AeroVironment video showing progress with testing of a tiny flapping-wing "nano air vehicle" (NAV) designed to fly indoors. Testing culminated in a 20sec flight of an interim test vehicle, called Mercury, which demonstrated controlled hovering flight using a pair of flapping wings for propulsion and control. AeroVironment is now building a prototype for DARPA that will be samller, lighter and will closley resemble a hummingbird.
As such devices drop in cost they will dramatically expand the physical phase space for sensing devices (video, thermal, radar, sonar, networked, etc - all also quickly dropping in cost). No doubt people will seek to use them to film movies & reality shows, lifelog their behavior/environment, probe quantification-resistant environments, bolster security systems, and so forth.
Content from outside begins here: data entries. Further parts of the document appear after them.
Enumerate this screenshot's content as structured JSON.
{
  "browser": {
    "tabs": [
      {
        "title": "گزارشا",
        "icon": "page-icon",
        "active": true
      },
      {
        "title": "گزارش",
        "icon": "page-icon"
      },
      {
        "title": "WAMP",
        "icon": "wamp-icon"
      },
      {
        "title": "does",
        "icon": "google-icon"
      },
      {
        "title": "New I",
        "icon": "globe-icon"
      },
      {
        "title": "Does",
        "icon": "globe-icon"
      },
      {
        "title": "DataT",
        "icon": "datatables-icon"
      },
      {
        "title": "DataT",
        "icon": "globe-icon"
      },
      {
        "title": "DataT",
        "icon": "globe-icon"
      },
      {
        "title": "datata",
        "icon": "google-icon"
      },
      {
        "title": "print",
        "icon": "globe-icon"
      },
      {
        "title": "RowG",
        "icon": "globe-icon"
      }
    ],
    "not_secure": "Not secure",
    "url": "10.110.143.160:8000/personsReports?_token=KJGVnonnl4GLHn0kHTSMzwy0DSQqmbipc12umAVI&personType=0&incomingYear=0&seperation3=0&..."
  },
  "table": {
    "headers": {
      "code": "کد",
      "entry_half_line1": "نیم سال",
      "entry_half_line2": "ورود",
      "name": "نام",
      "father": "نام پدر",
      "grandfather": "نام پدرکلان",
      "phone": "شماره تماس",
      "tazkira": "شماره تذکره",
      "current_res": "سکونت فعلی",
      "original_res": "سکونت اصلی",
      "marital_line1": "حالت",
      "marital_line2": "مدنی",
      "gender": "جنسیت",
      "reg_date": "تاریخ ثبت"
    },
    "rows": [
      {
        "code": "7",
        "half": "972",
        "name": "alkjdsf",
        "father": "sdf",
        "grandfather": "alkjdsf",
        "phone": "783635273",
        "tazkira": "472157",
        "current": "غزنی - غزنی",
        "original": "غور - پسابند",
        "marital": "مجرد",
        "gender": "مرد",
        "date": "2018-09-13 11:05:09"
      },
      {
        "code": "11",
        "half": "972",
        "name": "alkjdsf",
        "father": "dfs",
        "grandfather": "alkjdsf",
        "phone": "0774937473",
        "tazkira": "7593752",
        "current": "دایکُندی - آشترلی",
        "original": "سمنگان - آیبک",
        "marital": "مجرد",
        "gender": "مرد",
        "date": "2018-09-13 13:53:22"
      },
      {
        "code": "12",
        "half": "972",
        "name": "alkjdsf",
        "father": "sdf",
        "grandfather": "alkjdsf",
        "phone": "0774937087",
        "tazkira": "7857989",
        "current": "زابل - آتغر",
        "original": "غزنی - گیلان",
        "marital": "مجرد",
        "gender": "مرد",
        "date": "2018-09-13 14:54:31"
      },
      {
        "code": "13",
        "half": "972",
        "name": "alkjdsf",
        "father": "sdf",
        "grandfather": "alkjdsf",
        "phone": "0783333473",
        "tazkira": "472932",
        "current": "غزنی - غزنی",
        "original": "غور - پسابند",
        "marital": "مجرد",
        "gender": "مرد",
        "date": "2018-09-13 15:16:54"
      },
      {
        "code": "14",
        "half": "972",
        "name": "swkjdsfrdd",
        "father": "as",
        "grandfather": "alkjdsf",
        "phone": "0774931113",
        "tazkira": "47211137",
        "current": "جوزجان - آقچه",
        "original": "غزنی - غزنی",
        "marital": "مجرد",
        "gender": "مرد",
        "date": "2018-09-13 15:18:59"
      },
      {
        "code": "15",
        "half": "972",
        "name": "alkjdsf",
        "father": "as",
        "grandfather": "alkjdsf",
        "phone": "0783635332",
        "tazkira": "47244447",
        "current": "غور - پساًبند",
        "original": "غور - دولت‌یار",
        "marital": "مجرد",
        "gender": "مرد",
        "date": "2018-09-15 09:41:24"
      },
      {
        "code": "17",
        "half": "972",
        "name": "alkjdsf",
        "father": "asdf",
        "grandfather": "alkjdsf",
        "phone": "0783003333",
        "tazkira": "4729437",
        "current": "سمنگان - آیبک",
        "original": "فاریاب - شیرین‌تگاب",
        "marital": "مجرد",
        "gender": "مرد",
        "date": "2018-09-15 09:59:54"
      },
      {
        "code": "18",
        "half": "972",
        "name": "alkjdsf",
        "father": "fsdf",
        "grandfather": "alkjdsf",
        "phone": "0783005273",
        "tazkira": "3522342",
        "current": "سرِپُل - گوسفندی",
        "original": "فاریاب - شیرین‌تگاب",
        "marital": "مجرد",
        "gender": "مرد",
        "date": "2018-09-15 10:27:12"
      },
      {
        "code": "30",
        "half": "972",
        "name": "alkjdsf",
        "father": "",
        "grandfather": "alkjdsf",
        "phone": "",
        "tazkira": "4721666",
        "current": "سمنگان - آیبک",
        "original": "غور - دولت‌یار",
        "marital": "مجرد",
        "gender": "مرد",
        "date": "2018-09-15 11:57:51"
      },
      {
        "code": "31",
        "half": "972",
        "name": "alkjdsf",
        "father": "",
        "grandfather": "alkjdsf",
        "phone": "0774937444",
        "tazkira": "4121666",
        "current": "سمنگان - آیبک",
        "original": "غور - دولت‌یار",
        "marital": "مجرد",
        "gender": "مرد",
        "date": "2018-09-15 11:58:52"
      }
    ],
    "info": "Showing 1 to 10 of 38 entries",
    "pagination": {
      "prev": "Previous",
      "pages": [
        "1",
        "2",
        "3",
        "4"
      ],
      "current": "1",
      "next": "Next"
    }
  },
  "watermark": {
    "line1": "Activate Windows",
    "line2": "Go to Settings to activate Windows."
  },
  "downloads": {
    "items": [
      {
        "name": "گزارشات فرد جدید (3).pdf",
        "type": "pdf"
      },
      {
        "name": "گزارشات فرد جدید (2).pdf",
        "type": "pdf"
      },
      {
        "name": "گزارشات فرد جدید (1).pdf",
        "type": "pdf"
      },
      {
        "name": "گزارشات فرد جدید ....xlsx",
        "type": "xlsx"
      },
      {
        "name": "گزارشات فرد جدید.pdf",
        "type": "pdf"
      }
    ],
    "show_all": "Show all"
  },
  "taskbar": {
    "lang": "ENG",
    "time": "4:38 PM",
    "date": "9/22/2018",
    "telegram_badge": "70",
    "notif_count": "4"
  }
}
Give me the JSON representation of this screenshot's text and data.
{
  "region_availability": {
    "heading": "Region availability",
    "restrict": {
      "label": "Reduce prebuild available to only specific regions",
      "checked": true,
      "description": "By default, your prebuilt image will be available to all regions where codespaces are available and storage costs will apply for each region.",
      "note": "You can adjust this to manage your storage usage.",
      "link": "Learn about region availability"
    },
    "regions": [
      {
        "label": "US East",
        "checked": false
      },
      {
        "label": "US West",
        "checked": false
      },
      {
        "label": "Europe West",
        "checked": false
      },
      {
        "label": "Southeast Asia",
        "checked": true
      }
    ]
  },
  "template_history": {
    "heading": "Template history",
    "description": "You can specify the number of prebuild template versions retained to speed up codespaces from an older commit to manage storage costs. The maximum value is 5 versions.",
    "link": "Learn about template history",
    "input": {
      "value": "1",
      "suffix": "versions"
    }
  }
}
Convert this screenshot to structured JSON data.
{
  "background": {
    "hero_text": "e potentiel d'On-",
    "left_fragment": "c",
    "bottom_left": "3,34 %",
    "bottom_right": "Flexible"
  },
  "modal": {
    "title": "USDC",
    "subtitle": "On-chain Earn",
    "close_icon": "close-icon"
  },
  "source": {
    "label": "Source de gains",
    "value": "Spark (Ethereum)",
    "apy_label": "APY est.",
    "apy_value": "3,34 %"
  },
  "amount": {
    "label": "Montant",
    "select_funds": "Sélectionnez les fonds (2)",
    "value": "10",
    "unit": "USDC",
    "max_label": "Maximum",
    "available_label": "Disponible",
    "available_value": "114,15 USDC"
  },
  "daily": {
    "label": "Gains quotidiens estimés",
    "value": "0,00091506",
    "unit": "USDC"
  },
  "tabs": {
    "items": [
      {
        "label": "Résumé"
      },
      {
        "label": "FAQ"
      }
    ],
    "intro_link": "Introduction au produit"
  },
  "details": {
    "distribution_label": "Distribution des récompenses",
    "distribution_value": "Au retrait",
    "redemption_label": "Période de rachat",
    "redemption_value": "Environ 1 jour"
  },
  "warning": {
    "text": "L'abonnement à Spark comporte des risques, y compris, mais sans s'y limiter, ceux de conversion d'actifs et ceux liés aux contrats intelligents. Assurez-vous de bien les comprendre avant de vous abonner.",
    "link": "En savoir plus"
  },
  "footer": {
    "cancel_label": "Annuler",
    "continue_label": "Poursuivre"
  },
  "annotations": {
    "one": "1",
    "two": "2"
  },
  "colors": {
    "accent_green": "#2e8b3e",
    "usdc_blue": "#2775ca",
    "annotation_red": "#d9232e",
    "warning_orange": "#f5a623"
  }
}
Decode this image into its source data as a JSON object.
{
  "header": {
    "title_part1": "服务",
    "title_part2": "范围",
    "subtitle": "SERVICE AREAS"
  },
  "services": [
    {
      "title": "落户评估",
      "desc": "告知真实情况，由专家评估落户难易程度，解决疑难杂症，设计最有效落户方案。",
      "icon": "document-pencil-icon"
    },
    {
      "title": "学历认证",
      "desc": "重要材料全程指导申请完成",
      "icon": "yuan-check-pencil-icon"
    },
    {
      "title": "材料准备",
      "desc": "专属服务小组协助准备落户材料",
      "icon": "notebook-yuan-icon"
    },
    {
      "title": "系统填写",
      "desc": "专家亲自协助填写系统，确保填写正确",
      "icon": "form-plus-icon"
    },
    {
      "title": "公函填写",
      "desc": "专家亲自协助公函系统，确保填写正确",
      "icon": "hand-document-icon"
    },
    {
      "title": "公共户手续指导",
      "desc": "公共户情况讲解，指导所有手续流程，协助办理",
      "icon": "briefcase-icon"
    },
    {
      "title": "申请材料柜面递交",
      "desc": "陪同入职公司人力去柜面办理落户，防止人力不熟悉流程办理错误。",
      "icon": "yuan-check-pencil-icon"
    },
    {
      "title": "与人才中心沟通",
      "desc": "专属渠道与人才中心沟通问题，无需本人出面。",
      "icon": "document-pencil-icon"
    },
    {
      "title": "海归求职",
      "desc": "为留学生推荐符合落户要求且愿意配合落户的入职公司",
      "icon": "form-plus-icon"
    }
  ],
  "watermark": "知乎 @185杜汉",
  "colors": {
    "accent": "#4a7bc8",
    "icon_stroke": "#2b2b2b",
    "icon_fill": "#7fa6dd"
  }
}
Together with many new technologies, floating hummingbird platforms will help to further catalyze prosumer opportunities and the increased input of information into the web and distributed human brains.
At the same time, the technology will represent a defensive security nightmare (recall the Hunter Seeker in Frank Herbert's Dune), further contributing to asymmetric concerns.
The question is: Will these devices proliferate or be thwarted by strict regulation?
Will I have 20 networked hummingbirds at my disposal in 2020 - all kept in check by security protocols and swarms of govt/public/safety counter-bots? Or will their use be restricted to the select few? Might technological and informational zoning be part of the solution? Or will it turn into a distributed free-for-all?
How on Earth will our distributed social systems cope with the steady, simultaneous emergence of amazing micro-techologies? Will we implement top-down technology freezes, trust to bottom-up evolution and self-regulation or turn to immune systems for guidance?
The quest for answers will require a great deal of social processing power.